Ultimately, the board determined that in the wake of attacks such as the 2009 Operation Aurora attack against Google, other cloud service providers “recognized the importance of addressing this threat model by implementing different approaches to secure their identity systems” than did Microsoft.

Still Unclear How It Started

Microsoft had previously said the attack stemmed from a stolen Azure Active Directory key, which was misused to forge authentication tokens and gain access to emails.

The company has since provided why the attack was possible—a flaw caused the key to be improperly captured and stored in a file following a Windows system crash in 2021—it has remained unclear how and when the theft of the key occurred.

The CSRB report indicates that this crucial aspect of the attack is still a mystery, pointing to “Microsoft’s inability to determine how and when the adversary was able to steal its signing key.”

As a result, “all CSPs should review and revise as appropriate their logging and overall forensics capabilities around their identity systems and other systems that enable environment-level compromise,” the review board wrote.

‘Trustworthy Computing’ 2.0 Needed

The CSRB ultimately found that Microsoft is no longer making security a top priority as laid out in Bill Gates’ famous 2002 memo on “Trustworthy Computing,” which is quoted at length in the CSRB report.

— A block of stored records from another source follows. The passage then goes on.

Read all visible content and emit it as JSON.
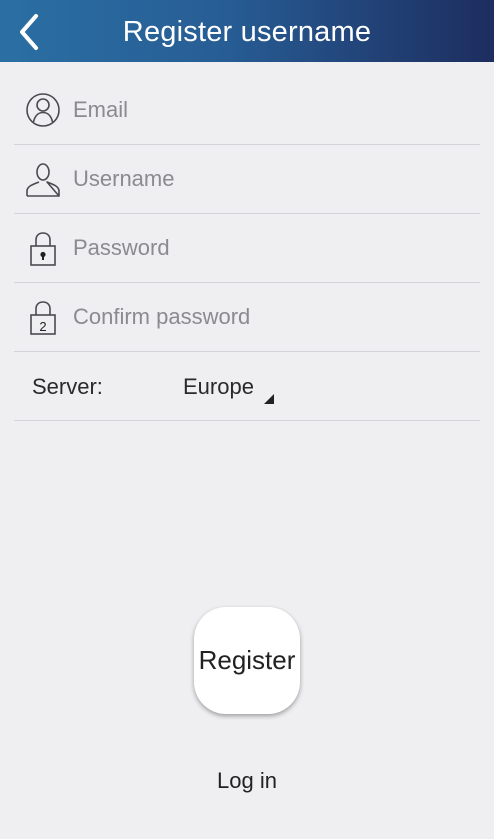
{
  "header": {
    "title": "Register username",
    "back_icon": "chevron-left-icon",
    "gradient": [
      "#2a6fa3",
      "#1d2d5f"
    ]
  },
  "form": {
    "email": {
      "placeholder": "Email",
      "value": "",
      "icon": "user-circle-icon"
    },
    "username": {
      "placeholder": "Username",
      "value": "",
      "icon": "person-icon"
    },
    "password": {
      "placeholder": "Password",
      "value": "",
      "icon": "lock-icon"
    },
    "confirm_password": {
      "placeholder": "Confirm password",
      "value": "",
      "icon": "lock-2-icon",
      "icon_text": "2"
    },
    "server": {
      "label": "Server:",
      "selected": "Europe",
      "icon": "dropdown-triangle-icon"
    }
  },
  "actions": {
    "register_label": "Register",
    "login_label": "Log in"
  },
  "colors": {
    "background": "#efeff2",
    "divider": "#d4d4d8",
    "placeholder": "#8a8a90"
  }
}
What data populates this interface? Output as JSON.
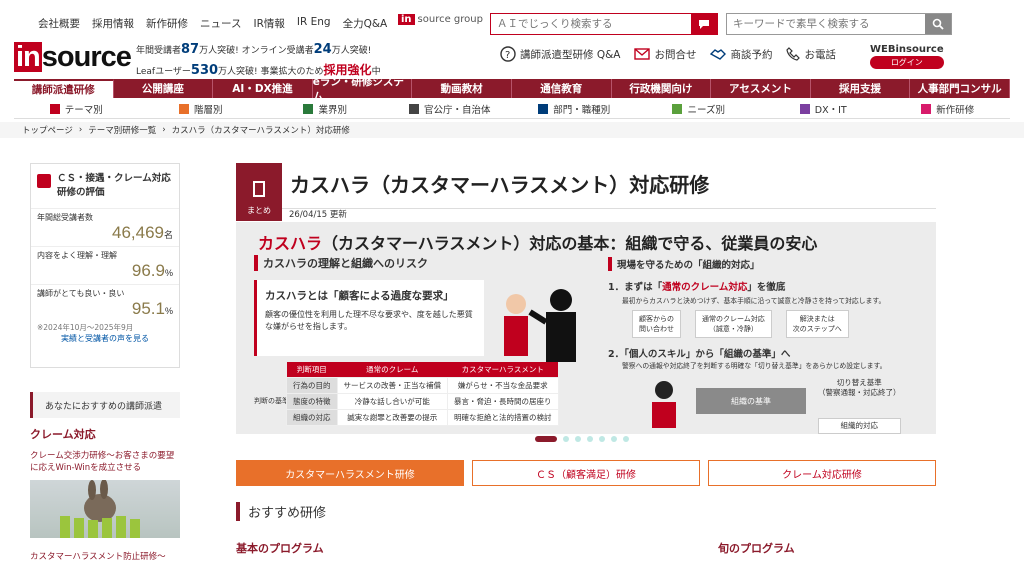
{
  "header": {
    "toplinks": [
      "会社概要",
      "採用情報",
      "新作研修",
      "ニュース",
      "IR情報",
      "IR Eng",
      "全力Q&A"
    ],
    "group_mini": "in",
    "group_label": "source group",
    "ai_search_placeholder": "ＡＩでじっくり検索する",
    "kw_search_placeholder": "キーワードで素早く検索する",
    "logo_in": "in",
    "logo_rest": "source",
    "stats": {
      "l1_a": "年間受講者",
      "l1_n": "87",
      "l1_b": "万人突破!",
      "l1_c": "オンライン受講者",
      "l1_n2": "24",
      "l1_d": "万人突破!",
      "l2_a": "Leafユーザー",
      "l2_n": "530",
      "l2_b": "万人突破!",
      "l2_c": "事業拡大のため",
      "l2_r": "採用強化",
      "l2_d": "中"
    },
    "actions": [
      "講師派遣型研修 Q&A",
      "お問合せ",
      "商談予約",
      "お電話"
    ],
    "web_logo": "WEBinsource",
    "login": "ログイン"
  },
  "nav": [
    "講師派遣研修",
    "公開講座",
    "AI・DX推進",
    "eラン・研修システム",
    "動画教材",
    "通信教育",
    "行政機関向け",
    "アセスメント",
    "採用支援",
    "人事部門コンサル"
  ],
  "subnav": [
    "テーマ別",
    "階層別",
    "業界別",
    "官公庁・自治体",
    "部門・職種別",
    "ニーズ別",
    "DX・IT",
    "新作研修"
  ],
  "subnav_colors": [
    "#c0001e",
    "#e8702a",
    "#2a7a3b",
    "#444",
    "#003d7a",
    "#5aa03c",
    "#7b3fa0",
    "#d81b6b"
  ],
  "breadcrumb": [
    "トップページ",
    "テーマ別研修一覧",
    "カスハラ（カスタマーハラスメント）対応研修"
  ],
  "sidebar": {
    "eval_title": "ＣＳ・接遇・クレーム対応研修の評価",
    "r1_label": "年間総受講者数",
    "r1_val": "46,469",
    "r1_unit": "名",
    "r2_label": "内容をよく理解・理解",
    "r2_val": "96.9",
    "r2_unit": "%",
    "r3_label": "講師がとても良い・良い",
    "r3_val": "95.1",
    "r3_unit": "%",
    "note": "※2024年10月～2025年9月",
    "voice_link": "実績と受講者の声を見る",
    "rec_head": "あなたにおすすめの講師派遣",
    "rec_cat": "クレーム対応",
    "rec_txt1": "クレーム交渉力研修～お客さまの要望に応えWin-Winを成立させる",
    "rec_txt2": "カスタマーハラスメント防止研修～"
  },
  "main": {
    "tag": "まとめ",
    "title": "カスハラ（カスタマーハラスメント）対応研修",
    "updated": "26/04/15 更新",
    "banner": {
      "t_red": "カスハラ",
      "t_rest": "（カスタマーハラスメント）対応の基本：組織で守る、従業員の安心",
      "left_head": "カスハラの理解と組織へのリスク",
      "card_title": "カスハラとは「顧客による過度な要求」",
      "card_desc": "顧客の優位性を利用した理不尽な要求や、度を越した悪質な嫌がらせを指します。",
      "th": [
        "判断項目",
        "通常のクレーム",
        "カスタマーハラスメント"
      ],
      "rows": [
        [
          "行為の目的",
          "サービスの改善・正当な補償",
          "嫌がらせ・不当な金品要求"
        ],
        [
          "態度の特徴",
          "冷静な話し合いが可能",
          "暴言・脅迫・長時間の居座り"
        ],
        [
          "組織の対応",
          "誠実な謝罪と改善要の提示",
          "明確な拒絶と法的措置の検討"
        ]
      ],
      "tbl_side": "判断の基準",
      "right_head": "現場を守るための「組織的対応」",
      "s1_a": "1．まずは「",
      "s1_o": "通常のクレーム対応",
      "s1_b": "」を徹底",
      "s1_desc": "最初からカスハラと決めつけず、基本手順に沿って誠意と冷静さを持って対応します。",
      "boxes": [
        "顧客からの\n問い合わせ",
        "通常のクレーム対応\n（誠意・冷静）",
        "解決または\n次のステップへ"
      ],
      "s2": "2．「個人のスキル」から「組織の基準」へ",
      "s2_desc": "警察への通報や対応終了を判断する明確な「切り替え基準」をあらかじめ設定します。",
      "arrow": "組織の基準",
      "rb_title": "切り替え基準\n（警察通報・対応終了）",
      "rb_box": "組織的対応"
    },
    "tabs": [
      "カスタマーハラスメント研修",
      "ＣＳ（顧客満足）研修",
      "クレーム対応研修"
    ],
    "recom": "おすすめ研修",
    "basic": "基本のプログラム",
    "season": "旬のプログラム"
  }
}
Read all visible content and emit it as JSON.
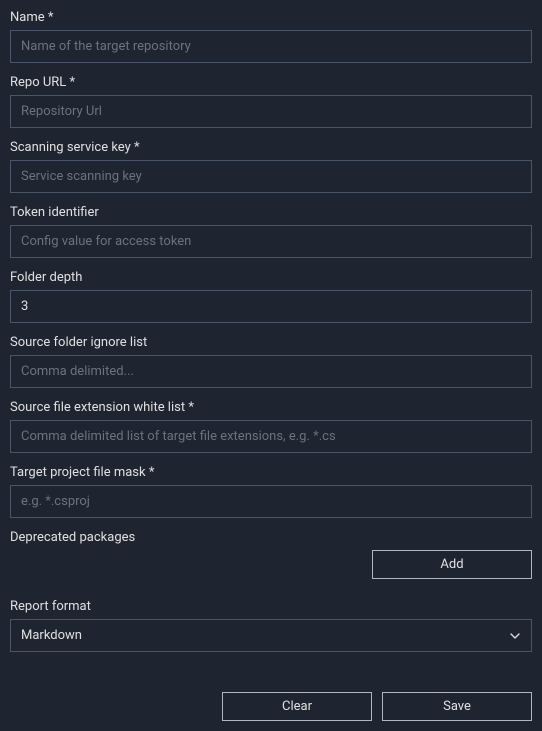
{
  "fields": {
    "name": {
      "label": "Name *",
      "placeholder": "Name of the target repository",
      "value": ""
    },
    "repo_url": {
      "label": "Repo URL *",
      "placeholder": "Repository Url",
      "value": ""
    },
    "scanning_service_key": {
      "label": "Scanning service key *",
      "placeholder": "Service scanning key",
      "value": ""
    },
    "token_identifier": {
      "label": "Token identifier",
      "placeholder": "Config value for access token",
      "value": ""
    },
    "folder_depth": {
      "label": "Folder depth",
      "value": "3"
    },
    "source_folder_ignore": {
      "label": "Source folder ignore list",
      "placeholder": "Comma delimited...",
      "value": ""
    },
    "source_file_ext_whitelist": {
      "label": "Source file extension white list *",
      "placeholder": "Comma delimited list of target file extensions, e.g. *.cs",
      "value": ""
    },
    "target_project_mask": {
      "label": "Target project file mask *",
      "placeholder": "e.g. *.csproj",
      "value": ""
    },
    "deprecated_packages": {
      "label": "Deprecated packages"
    },
    "report_format": {
      "label": "Report format",
      "selected": "Markdown"
    }
  },
  "buttons": {
    "add": "Add",
    "clear": "Clear",
    "save": "Save"
  }
}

The conclusion, according to the report, is that “Microsoft has drifted away from this ethos and needs to restore it immediately as a top corporate priority.” The report noted that the CSRB is “aware of Microsoft’s recent changes to its security leadership and the ‘Secure Future Initiative’ that it announced in November 2023.”

Microsoft said at the time that it would be rolling out an array of major changes to its software engineering process aimed at improving the security of its widely used platforms.

The CSRB indicated that the initiative is not sufficient in its current form to address the company’s security issues. “The Board believes that these and other security-related efforts should be overseen directly and closely by Microsoft’s CEO and its Board of Directors, and that all senior leaders should be held accountable for implementing all necessary changes with utmost urgency,” the report said.

In one of its recommendations, the CSRB said that Microsoft leadership “should consider directing internal Microsoft teams to deprioritize feature developments across the company’s cloud infrastructure and product suite until substantial security improvements have been made.”

“In all instances, security risks should be fully and appropriately assessed and addressed before new features are deployed,” the report said.

In a statement provided to CRN, Microsoft said it appreciates the work of the CSRB and agrees that “recent events have demonstrated a need to adopt a new culture of engineering security in our own networks.”

Pointing to its Secure Future Initiative, Microsoft said that it has “mobilized our engineering teams to identify and mitigate legacy infrastructure, improve processes, and enforce security benchmarks.”

“Our security engineers continue to harden all our systems against attack and implement even more robust sensors and logs to help us detect and repel the cyber-armies of our adversaries,” Microsoft reportedly said in the statement. “We will also review the final report for additional recommendations.”